As Ben Greenfield points out, excessive soreness can be apparent up to 48 hours after a workout. When you’re overtraining, you may find that your peak time of soreness doesn’t correlate with your workouts. Take note of this and recognize it as a sign that you might need to back off on your running routine.
Don’t be afraid of taking a break. Rest days are essential for rebuilding your body and preparing you for your next workout. I have seen this countless times with my own body. There are times when I run for days on end, with my strength and progress slowly decreasing each passing day. But, after a decent break, I find my pace increasing, my stamina picking up, and my muscles firing to go. While I don’t like taking breaks from running, it’s always worth it.
There are injuries that are caused by running that prevent us from engaging in the sport at all. If this is you, then you don’t need reminding that injuries are a good indication you’re running too much. On the other hand, many of us run with injuries and fail to stop and address them. Yes, I know I’m the number one culprit of this so, I’m not pointing fingers. When you love the sport, it’s hard to justify having small aches and pains limit participating in it. But, maybe they should. Injury is your body’s clearest sign telling you you’re running too much. It’s like your car’s check engine light that keeps blinking at you. Yes, it’s annoying, but it’s probably better you pay attention to it sooner rather than later.

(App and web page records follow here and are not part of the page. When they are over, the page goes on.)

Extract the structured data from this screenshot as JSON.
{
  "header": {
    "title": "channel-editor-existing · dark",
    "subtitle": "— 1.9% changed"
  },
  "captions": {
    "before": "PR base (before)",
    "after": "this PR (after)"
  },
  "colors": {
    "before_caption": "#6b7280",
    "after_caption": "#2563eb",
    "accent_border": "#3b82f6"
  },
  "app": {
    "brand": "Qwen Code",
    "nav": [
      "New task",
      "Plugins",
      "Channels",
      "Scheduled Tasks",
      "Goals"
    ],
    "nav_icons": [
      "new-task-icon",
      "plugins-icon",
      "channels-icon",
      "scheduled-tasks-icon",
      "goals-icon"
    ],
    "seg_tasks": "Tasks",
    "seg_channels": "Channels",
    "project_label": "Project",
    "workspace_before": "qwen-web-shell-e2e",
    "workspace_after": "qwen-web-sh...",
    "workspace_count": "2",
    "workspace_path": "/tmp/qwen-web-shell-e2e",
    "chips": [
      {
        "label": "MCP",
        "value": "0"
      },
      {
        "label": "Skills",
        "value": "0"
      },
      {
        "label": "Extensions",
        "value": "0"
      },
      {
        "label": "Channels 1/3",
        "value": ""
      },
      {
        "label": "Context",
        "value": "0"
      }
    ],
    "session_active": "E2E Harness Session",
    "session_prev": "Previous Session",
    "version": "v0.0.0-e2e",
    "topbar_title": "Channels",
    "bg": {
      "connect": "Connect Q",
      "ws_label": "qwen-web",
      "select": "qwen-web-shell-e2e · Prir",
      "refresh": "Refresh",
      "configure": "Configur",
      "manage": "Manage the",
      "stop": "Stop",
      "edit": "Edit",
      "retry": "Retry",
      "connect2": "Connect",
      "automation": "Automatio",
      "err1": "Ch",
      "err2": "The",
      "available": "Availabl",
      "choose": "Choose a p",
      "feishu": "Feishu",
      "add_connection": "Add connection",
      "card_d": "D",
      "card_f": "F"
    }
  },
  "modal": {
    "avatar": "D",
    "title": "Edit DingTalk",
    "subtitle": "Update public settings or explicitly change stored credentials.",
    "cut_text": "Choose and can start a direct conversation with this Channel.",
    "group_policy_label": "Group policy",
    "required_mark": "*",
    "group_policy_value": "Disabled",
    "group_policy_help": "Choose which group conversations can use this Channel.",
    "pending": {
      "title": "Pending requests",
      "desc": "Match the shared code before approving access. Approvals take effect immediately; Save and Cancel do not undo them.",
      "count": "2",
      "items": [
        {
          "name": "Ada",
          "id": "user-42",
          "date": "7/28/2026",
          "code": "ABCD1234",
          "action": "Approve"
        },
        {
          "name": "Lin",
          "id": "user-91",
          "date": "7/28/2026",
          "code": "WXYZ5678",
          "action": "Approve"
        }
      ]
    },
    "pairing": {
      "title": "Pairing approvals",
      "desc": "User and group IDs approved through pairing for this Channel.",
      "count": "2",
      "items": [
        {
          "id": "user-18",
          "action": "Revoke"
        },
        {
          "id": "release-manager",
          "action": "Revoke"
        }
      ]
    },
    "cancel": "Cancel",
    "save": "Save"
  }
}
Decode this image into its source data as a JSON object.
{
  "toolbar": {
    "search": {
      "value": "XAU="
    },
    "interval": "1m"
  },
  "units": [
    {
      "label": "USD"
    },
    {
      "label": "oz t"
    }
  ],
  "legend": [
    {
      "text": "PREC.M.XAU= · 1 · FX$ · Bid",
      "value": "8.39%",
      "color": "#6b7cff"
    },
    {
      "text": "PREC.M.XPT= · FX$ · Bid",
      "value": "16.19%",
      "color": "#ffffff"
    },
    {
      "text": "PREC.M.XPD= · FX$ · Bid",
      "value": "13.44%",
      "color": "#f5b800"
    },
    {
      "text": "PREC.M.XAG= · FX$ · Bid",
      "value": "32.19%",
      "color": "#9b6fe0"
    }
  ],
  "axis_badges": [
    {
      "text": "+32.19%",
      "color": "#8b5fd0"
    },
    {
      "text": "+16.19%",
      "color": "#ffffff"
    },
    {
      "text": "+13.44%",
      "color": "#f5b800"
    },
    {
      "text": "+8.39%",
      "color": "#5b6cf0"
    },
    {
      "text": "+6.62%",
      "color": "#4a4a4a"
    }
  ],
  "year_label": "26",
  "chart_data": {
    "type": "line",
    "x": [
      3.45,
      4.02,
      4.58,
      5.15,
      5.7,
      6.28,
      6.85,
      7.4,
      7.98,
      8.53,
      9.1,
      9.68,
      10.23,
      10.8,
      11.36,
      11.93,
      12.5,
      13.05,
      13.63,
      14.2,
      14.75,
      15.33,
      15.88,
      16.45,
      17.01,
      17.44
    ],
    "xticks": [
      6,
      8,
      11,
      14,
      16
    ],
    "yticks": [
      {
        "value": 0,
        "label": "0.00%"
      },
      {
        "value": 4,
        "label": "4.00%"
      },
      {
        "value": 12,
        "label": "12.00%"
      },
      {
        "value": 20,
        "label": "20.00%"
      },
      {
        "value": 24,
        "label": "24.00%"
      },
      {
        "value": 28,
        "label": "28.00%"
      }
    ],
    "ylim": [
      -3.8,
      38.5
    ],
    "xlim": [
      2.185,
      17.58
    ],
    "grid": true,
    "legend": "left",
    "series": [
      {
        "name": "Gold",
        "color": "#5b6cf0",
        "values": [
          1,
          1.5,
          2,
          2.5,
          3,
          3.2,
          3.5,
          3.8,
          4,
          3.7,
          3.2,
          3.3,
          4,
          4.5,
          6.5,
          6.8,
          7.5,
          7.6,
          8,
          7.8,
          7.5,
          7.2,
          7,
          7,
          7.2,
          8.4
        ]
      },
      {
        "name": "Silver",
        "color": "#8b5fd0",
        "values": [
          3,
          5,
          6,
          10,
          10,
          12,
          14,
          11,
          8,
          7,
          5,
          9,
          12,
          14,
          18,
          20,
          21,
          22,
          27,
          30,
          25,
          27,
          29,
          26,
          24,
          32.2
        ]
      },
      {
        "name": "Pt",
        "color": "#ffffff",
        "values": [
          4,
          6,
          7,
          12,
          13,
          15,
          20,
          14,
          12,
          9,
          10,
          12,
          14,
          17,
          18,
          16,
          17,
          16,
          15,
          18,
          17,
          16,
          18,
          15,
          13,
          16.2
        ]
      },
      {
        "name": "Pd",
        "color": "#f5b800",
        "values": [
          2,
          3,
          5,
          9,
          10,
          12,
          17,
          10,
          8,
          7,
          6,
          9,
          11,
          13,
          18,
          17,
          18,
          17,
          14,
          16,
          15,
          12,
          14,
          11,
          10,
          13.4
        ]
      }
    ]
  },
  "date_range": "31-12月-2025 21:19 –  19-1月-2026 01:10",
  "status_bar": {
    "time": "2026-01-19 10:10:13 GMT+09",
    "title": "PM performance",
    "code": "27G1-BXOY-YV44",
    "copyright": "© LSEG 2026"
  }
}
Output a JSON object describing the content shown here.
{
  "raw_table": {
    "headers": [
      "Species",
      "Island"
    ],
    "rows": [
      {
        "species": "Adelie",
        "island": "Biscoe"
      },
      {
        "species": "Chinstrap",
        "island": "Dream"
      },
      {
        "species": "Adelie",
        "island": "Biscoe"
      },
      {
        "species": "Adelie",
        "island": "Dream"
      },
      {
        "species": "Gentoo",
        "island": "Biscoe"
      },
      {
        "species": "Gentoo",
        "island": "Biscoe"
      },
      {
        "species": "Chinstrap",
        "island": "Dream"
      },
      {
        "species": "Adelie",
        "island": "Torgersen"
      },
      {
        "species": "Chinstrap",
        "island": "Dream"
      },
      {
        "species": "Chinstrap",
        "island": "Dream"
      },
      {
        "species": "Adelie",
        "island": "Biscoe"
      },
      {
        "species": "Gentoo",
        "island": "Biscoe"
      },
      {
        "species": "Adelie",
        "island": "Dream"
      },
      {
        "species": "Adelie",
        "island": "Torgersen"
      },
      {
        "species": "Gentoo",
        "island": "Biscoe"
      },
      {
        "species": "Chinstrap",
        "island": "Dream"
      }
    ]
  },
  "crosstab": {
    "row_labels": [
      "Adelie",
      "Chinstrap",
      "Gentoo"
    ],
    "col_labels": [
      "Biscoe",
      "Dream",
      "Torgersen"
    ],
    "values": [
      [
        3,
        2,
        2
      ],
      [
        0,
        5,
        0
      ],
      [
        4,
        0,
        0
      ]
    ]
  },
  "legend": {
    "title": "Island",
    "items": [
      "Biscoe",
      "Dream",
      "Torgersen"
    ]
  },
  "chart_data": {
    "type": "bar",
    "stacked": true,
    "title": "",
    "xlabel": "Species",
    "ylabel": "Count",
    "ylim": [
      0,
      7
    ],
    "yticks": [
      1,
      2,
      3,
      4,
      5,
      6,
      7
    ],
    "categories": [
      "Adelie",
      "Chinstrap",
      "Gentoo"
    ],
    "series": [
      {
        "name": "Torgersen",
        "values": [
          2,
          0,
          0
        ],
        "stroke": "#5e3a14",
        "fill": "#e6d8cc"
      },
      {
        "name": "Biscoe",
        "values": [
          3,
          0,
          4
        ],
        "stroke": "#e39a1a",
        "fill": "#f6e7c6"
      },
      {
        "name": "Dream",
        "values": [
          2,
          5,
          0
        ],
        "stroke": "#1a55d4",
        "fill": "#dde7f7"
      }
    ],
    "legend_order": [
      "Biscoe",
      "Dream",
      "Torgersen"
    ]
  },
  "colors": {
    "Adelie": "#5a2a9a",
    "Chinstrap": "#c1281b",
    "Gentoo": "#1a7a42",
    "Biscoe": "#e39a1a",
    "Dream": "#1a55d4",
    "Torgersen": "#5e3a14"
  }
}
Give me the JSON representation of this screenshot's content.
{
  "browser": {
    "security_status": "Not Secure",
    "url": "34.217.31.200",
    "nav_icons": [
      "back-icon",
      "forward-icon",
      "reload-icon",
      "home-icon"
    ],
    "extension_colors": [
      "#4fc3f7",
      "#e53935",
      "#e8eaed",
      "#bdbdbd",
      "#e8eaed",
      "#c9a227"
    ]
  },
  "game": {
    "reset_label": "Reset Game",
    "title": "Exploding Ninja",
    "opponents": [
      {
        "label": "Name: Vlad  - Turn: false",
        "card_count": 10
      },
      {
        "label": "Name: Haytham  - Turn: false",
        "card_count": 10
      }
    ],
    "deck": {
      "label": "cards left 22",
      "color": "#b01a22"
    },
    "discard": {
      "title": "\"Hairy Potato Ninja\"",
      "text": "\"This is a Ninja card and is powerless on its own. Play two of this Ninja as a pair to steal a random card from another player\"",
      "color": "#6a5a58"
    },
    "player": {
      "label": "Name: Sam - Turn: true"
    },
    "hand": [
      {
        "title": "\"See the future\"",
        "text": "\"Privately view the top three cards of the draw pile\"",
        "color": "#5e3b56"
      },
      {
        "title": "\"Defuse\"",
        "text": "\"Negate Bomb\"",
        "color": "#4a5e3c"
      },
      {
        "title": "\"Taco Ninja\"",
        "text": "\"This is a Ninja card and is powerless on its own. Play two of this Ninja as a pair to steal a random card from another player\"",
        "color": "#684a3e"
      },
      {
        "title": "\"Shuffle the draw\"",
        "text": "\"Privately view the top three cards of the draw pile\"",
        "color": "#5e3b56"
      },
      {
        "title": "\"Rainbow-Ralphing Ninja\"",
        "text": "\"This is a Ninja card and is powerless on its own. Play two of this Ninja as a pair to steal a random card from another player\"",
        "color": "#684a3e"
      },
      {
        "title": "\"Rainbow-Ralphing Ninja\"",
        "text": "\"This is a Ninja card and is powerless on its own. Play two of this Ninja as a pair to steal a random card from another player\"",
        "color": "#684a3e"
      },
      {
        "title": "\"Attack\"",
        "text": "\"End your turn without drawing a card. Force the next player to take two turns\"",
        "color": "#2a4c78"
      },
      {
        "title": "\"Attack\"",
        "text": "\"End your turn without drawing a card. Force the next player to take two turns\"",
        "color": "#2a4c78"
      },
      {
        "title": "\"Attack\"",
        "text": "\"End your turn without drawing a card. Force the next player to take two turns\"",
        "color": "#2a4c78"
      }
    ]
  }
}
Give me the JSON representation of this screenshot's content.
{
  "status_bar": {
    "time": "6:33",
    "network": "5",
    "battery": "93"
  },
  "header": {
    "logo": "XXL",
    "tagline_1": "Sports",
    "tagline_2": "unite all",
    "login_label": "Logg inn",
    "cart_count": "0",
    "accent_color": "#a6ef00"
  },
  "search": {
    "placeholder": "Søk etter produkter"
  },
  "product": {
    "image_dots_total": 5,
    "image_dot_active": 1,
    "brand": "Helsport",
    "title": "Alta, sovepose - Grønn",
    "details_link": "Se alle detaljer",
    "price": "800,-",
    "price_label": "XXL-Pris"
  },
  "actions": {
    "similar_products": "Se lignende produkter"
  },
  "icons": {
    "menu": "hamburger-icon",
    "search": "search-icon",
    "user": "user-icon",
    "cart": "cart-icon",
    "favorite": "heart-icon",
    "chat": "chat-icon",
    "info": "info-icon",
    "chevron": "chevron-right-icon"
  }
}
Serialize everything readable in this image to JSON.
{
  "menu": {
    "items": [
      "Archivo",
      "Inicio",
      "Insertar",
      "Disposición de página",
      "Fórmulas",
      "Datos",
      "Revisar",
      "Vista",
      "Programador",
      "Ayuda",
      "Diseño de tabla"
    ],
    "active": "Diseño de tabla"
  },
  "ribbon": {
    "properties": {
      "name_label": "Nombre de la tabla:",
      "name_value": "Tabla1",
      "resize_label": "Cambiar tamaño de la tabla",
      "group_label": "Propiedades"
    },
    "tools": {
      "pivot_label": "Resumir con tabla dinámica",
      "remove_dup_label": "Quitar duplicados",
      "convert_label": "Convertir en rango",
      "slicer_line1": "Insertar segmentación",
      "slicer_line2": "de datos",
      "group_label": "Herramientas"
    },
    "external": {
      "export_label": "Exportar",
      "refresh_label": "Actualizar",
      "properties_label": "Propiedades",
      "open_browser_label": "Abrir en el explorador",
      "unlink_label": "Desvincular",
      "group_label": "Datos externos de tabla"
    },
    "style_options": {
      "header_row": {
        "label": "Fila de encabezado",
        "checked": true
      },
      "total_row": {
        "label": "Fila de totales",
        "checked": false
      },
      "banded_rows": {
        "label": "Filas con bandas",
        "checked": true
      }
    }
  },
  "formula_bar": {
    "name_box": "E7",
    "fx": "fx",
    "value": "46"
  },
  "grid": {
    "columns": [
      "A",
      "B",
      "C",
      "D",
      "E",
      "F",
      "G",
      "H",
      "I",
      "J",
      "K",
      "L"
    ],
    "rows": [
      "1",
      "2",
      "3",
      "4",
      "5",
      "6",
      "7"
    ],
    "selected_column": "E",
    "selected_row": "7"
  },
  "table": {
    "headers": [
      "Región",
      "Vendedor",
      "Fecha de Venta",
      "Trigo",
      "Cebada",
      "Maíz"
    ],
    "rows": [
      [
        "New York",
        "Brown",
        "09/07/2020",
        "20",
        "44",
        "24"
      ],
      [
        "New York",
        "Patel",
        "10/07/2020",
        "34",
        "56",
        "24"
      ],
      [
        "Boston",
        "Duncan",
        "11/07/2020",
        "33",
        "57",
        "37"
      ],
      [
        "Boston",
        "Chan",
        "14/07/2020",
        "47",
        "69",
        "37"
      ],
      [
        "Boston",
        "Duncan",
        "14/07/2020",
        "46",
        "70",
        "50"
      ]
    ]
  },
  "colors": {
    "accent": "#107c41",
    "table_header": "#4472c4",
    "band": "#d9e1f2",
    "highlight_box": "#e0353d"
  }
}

Just because the running community is a tough bunch that can run through pain doesn’t mean it’s right. If you feel an injury coming on, it’s a good idea to take a break and be evaluated by your doctor or physical therapist. Believe me, as I wrote about in my book, a small calf strain becomes a calf tear when you self-diagnosis yourself and give yourself a treatment of increased running. It doesn’t become a healed calf. Listen to your body and don’t ignore it. It’s easier said than done, but it’s important.
When you love to run, it’s easy to go overboard and start to overtrain and run too much. If you recognize any of the signs above, consider making changes in your running routine. While this doesn’t mean you need to give up the sport forever, it might mean that you take a break from it and reevaluate your running goals. Don’t worry, your running shoes will be waiting for you when you get back.